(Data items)
== Segment start ==
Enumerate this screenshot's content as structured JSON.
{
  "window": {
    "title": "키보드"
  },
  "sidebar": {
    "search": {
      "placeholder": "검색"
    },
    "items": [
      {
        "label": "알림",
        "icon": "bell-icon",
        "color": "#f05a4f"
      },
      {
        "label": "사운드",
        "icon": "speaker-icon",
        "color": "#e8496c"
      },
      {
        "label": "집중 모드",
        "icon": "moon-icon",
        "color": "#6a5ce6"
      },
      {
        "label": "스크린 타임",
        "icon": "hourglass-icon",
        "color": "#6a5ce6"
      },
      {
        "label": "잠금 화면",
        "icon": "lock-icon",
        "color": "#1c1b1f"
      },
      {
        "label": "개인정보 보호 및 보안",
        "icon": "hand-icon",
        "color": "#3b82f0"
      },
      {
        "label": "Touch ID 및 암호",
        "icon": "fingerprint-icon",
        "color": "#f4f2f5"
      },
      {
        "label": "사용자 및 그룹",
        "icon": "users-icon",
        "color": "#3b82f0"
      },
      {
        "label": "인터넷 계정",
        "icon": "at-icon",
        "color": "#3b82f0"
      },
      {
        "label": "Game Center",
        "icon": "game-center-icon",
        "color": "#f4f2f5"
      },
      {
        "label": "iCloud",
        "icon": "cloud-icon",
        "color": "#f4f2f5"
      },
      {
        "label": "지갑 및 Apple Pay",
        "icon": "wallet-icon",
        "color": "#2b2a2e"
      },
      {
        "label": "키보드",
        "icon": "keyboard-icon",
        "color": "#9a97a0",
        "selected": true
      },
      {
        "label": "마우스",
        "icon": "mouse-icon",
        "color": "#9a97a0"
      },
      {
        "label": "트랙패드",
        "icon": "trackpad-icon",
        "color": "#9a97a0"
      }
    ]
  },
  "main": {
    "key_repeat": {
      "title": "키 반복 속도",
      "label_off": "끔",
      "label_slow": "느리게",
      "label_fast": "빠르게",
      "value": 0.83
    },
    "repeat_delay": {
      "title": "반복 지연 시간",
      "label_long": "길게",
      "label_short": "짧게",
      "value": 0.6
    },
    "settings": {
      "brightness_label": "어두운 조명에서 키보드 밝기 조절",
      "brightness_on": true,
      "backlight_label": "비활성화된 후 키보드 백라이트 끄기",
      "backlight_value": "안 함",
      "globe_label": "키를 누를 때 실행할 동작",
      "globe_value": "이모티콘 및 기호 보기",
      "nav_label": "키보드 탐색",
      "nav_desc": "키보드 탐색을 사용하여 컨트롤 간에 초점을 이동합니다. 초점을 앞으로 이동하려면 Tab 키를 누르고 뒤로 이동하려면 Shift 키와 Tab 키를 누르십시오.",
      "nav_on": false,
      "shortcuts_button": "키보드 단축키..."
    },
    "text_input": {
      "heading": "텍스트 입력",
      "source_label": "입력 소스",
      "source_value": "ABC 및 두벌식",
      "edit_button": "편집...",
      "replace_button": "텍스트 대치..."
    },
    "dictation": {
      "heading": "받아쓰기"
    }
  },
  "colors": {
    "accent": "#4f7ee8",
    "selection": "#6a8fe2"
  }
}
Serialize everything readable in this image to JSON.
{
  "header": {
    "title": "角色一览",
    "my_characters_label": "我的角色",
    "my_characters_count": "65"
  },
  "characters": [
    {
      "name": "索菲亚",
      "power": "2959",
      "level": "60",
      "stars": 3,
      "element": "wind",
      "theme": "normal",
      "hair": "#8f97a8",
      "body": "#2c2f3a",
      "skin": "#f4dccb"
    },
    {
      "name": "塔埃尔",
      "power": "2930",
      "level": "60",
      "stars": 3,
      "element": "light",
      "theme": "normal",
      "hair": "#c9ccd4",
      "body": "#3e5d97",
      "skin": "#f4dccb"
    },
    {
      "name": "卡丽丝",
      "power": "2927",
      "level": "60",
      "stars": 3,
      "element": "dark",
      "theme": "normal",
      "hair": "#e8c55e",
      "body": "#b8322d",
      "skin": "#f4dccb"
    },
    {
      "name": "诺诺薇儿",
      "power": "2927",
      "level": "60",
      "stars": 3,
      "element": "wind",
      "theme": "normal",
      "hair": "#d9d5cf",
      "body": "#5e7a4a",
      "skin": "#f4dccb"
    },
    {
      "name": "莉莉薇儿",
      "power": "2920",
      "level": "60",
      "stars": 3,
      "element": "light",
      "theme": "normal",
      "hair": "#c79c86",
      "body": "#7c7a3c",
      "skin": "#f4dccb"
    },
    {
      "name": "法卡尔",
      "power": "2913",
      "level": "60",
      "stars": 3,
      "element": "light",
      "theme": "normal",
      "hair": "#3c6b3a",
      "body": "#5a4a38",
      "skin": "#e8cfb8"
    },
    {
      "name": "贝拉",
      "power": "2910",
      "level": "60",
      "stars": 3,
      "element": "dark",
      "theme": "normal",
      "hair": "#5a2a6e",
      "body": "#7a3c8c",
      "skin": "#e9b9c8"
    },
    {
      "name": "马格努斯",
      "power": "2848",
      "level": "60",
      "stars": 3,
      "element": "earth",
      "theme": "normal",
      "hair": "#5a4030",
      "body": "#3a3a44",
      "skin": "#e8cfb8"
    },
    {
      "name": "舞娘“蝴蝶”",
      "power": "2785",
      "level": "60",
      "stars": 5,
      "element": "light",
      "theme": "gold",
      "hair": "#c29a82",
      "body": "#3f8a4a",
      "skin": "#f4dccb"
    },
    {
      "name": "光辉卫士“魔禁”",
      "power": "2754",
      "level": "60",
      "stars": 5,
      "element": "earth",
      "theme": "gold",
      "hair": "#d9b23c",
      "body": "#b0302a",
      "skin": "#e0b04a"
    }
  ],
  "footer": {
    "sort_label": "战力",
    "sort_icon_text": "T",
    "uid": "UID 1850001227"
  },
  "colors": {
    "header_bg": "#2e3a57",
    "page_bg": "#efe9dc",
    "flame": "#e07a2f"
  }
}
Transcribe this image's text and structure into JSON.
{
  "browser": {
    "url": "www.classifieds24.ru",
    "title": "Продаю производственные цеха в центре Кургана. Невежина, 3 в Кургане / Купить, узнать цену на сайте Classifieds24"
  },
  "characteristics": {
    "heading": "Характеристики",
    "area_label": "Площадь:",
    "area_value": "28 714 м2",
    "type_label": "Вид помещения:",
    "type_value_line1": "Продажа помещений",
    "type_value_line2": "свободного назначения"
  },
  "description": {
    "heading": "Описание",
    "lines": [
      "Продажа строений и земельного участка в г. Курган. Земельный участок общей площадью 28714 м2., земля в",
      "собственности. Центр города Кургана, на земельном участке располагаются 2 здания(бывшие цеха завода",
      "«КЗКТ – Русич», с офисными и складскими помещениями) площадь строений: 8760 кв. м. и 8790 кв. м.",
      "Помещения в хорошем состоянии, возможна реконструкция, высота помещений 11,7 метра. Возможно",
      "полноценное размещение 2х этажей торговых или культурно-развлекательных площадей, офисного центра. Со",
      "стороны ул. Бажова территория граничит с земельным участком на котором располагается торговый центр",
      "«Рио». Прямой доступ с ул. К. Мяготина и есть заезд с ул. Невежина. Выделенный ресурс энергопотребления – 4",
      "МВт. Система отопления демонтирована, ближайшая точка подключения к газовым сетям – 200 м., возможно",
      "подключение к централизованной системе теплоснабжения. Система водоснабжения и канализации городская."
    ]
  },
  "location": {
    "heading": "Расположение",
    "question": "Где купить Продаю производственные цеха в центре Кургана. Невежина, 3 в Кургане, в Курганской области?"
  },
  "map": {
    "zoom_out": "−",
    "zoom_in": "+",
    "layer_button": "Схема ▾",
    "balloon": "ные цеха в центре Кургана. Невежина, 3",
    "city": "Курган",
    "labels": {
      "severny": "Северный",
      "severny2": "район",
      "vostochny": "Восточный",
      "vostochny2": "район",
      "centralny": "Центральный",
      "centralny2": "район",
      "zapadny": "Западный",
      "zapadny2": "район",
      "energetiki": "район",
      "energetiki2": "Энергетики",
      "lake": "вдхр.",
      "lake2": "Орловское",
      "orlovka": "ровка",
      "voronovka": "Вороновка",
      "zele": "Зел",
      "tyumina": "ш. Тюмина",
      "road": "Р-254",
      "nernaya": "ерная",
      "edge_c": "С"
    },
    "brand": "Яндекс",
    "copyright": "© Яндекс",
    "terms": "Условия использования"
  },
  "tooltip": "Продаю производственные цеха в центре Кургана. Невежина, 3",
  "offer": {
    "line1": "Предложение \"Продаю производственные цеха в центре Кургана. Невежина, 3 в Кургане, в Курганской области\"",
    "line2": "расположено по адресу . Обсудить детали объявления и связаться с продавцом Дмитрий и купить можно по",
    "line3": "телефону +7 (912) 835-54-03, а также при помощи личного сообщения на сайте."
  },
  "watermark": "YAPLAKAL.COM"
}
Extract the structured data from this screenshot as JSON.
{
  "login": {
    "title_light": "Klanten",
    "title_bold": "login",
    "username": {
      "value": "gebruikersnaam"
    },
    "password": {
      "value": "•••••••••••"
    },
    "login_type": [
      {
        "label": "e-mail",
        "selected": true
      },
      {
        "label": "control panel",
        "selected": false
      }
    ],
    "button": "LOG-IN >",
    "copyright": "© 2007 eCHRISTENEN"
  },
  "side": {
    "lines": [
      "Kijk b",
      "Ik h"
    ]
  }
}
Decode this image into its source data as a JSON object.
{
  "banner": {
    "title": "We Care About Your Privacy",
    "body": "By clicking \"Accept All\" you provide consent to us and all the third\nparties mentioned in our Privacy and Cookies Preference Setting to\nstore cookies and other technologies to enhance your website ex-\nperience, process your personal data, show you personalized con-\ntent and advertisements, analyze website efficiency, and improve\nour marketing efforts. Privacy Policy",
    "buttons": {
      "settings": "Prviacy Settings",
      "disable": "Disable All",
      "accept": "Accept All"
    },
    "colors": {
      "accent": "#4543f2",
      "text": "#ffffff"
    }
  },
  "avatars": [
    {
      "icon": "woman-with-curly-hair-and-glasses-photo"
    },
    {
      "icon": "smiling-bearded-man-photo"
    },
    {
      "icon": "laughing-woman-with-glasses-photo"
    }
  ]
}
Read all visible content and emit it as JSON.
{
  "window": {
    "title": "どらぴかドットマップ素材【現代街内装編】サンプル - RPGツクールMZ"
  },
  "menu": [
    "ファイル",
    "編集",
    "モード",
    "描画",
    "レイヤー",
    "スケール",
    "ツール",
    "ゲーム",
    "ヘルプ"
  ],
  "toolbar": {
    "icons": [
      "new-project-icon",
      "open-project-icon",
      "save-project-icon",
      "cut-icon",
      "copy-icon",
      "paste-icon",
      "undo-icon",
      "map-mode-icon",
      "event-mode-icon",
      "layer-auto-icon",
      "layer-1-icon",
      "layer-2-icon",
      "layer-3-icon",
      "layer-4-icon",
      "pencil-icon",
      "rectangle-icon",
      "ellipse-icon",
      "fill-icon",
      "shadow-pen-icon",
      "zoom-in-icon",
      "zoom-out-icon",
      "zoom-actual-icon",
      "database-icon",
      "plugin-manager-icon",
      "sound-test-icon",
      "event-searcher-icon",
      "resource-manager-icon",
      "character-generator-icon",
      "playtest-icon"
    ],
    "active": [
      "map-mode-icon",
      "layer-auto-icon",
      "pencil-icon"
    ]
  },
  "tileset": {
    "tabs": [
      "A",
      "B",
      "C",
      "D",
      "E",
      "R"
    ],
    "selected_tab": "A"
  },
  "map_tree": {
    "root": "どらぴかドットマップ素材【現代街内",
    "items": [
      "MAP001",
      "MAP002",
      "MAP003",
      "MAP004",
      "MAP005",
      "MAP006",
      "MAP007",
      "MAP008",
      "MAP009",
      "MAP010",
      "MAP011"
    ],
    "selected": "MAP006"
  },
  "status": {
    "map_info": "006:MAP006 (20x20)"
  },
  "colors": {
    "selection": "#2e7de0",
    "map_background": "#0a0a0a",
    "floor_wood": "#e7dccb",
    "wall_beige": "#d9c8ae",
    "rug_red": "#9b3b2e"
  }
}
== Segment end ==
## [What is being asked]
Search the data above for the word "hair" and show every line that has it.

## [Solution to this problem]
      "hair": "#8f97a8",
      "hair": "#c9ccd4",
      "hair": "#e8c55e",
      "hair": "#d9d5cf",
      "hair": "#c79c86",
      "hair": "#3c6b3a",
      "hair": "#5a2a6e",
      "hair": "#5a4030",
      "hair": "#c29a82",
      "hair": "#d9b23c",
      "icon": "woman-with-curly-hair-and-glasses-photo"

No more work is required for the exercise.